**Task objective**
Filter the records for lines holding the string "kind".

___ Records supplied ___

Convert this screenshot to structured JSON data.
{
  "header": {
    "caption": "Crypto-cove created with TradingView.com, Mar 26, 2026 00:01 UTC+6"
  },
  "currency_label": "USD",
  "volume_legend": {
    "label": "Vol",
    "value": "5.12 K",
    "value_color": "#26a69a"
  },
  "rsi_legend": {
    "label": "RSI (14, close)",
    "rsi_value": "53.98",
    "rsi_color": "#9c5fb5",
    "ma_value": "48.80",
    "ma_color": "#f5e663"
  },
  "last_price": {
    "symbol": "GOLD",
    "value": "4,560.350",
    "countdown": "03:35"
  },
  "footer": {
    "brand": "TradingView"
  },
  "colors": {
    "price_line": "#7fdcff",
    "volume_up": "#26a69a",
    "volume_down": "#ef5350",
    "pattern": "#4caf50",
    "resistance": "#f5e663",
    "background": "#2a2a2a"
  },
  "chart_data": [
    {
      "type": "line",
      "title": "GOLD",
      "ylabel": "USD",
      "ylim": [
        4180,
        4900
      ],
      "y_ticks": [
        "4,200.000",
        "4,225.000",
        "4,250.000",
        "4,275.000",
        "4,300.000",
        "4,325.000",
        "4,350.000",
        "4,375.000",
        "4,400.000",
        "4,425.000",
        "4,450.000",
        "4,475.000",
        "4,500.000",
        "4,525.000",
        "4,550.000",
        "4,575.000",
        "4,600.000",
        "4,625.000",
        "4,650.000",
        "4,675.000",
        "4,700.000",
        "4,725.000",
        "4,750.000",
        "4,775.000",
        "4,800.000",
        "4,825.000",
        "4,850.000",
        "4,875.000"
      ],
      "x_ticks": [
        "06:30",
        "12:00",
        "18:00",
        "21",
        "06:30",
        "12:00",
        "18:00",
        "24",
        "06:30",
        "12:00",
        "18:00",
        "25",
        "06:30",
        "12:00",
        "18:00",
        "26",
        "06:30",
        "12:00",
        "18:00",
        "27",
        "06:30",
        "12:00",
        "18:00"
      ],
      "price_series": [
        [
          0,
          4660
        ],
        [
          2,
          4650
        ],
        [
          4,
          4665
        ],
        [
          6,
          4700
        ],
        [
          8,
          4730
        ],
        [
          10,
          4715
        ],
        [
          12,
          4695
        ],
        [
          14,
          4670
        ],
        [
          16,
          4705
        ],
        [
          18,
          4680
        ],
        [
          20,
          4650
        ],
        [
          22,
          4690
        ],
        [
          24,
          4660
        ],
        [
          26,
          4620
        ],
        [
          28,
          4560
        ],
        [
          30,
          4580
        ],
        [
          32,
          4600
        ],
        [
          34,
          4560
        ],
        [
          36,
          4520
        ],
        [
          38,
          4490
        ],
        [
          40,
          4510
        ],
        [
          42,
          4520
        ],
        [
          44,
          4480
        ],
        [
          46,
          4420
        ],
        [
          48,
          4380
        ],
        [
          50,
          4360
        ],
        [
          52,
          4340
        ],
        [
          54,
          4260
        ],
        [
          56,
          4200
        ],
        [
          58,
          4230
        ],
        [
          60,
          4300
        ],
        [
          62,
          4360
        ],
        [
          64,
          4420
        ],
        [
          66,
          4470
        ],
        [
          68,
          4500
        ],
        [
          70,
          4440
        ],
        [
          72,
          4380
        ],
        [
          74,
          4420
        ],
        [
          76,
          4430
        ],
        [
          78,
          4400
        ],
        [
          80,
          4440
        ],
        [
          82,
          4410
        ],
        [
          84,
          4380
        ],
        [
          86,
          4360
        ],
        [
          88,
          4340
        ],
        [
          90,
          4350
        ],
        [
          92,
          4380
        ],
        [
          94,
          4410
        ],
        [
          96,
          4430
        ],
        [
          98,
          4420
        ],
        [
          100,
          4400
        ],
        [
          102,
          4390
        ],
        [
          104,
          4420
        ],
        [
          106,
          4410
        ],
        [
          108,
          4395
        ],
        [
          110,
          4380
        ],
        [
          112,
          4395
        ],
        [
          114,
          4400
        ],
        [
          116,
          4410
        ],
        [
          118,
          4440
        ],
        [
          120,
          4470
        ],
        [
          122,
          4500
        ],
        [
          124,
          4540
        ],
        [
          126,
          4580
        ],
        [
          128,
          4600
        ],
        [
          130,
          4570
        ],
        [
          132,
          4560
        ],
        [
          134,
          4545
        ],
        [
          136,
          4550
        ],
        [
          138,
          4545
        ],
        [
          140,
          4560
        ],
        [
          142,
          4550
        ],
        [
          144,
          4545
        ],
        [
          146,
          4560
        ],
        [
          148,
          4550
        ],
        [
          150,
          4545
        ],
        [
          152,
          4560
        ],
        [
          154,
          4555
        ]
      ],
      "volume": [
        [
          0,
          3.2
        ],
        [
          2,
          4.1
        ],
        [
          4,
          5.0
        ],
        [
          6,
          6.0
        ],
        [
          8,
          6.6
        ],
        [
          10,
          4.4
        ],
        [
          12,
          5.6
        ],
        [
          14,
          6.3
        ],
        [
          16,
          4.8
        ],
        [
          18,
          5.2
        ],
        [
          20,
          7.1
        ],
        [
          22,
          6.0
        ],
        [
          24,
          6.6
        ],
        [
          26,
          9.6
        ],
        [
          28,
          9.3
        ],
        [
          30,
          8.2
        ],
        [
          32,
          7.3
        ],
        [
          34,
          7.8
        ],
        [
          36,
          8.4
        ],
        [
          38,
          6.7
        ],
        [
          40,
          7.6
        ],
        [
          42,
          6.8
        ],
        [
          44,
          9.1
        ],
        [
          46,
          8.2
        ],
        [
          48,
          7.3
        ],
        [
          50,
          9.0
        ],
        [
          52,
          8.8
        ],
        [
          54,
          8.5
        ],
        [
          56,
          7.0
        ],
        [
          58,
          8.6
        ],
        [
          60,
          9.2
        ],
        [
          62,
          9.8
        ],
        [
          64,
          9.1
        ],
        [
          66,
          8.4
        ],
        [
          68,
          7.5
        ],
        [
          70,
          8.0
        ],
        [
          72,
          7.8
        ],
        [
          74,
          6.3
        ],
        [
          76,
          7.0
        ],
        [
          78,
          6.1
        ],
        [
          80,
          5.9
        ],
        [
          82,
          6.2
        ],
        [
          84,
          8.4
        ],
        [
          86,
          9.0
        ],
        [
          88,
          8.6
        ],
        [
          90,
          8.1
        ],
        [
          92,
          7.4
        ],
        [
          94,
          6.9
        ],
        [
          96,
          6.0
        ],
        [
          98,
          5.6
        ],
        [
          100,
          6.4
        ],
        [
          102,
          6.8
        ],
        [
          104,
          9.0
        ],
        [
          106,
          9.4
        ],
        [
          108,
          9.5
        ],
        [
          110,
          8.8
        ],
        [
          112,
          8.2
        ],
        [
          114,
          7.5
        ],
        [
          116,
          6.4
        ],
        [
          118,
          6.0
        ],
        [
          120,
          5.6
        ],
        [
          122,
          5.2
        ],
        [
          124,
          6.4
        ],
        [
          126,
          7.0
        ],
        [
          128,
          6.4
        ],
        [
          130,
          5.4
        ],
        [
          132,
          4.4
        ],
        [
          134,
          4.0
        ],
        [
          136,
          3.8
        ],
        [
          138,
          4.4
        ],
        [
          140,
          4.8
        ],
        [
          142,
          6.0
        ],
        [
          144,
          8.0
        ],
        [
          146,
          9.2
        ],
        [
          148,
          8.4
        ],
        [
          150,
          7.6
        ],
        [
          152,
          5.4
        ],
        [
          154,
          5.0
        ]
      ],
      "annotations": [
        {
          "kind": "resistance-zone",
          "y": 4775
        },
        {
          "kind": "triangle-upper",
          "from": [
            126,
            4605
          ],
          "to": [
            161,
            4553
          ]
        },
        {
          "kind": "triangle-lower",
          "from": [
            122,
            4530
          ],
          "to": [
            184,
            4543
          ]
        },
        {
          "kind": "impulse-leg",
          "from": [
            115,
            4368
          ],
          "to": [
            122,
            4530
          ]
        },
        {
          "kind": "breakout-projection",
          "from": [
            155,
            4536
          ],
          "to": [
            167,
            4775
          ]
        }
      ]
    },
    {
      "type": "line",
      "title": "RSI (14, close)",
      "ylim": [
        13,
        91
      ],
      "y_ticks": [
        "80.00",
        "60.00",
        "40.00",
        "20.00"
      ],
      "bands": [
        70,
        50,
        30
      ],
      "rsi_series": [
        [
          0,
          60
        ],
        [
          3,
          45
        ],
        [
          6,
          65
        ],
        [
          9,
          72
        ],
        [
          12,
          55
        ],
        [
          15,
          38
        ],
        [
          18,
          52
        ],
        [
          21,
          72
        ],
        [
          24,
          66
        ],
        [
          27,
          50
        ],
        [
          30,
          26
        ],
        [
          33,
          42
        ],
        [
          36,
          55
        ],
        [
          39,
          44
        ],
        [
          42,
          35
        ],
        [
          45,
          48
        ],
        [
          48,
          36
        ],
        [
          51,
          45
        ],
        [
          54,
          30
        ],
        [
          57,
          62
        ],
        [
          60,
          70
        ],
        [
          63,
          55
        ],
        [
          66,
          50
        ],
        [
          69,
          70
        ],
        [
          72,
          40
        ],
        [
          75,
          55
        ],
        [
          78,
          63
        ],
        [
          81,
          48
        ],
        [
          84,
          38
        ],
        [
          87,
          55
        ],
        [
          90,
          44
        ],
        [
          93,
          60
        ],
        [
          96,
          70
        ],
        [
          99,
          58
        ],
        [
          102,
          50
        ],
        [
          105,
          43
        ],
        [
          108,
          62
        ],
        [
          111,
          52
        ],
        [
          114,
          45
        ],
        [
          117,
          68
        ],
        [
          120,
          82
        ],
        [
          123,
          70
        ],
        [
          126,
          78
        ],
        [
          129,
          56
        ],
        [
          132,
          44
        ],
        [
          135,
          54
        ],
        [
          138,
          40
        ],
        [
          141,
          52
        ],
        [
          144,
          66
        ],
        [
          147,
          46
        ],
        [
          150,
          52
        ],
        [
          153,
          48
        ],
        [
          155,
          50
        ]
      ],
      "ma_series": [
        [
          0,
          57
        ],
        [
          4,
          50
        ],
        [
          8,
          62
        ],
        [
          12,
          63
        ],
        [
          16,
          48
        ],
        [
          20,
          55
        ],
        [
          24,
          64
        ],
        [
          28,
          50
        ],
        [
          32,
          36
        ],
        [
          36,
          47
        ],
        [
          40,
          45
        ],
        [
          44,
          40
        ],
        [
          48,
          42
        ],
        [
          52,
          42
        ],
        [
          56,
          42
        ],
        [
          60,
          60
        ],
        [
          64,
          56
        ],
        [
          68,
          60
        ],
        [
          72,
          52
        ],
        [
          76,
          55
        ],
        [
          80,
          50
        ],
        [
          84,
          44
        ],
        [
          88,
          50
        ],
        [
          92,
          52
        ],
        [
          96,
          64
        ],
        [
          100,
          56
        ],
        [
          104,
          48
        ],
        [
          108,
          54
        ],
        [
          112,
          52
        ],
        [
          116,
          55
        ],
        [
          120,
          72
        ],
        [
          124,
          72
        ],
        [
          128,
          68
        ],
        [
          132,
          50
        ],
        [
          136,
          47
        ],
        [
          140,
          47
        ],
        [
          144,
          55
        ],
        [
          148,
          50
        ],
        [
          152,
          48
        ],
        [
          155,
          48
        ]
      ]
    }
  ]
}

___

**Written solution**
          "kind": "resistance-zone",
          "kind": "triangle-upper",
          "kind": "triangle-lower",
          "kind": "impulse-leg",
          "kind": "breakout-projection",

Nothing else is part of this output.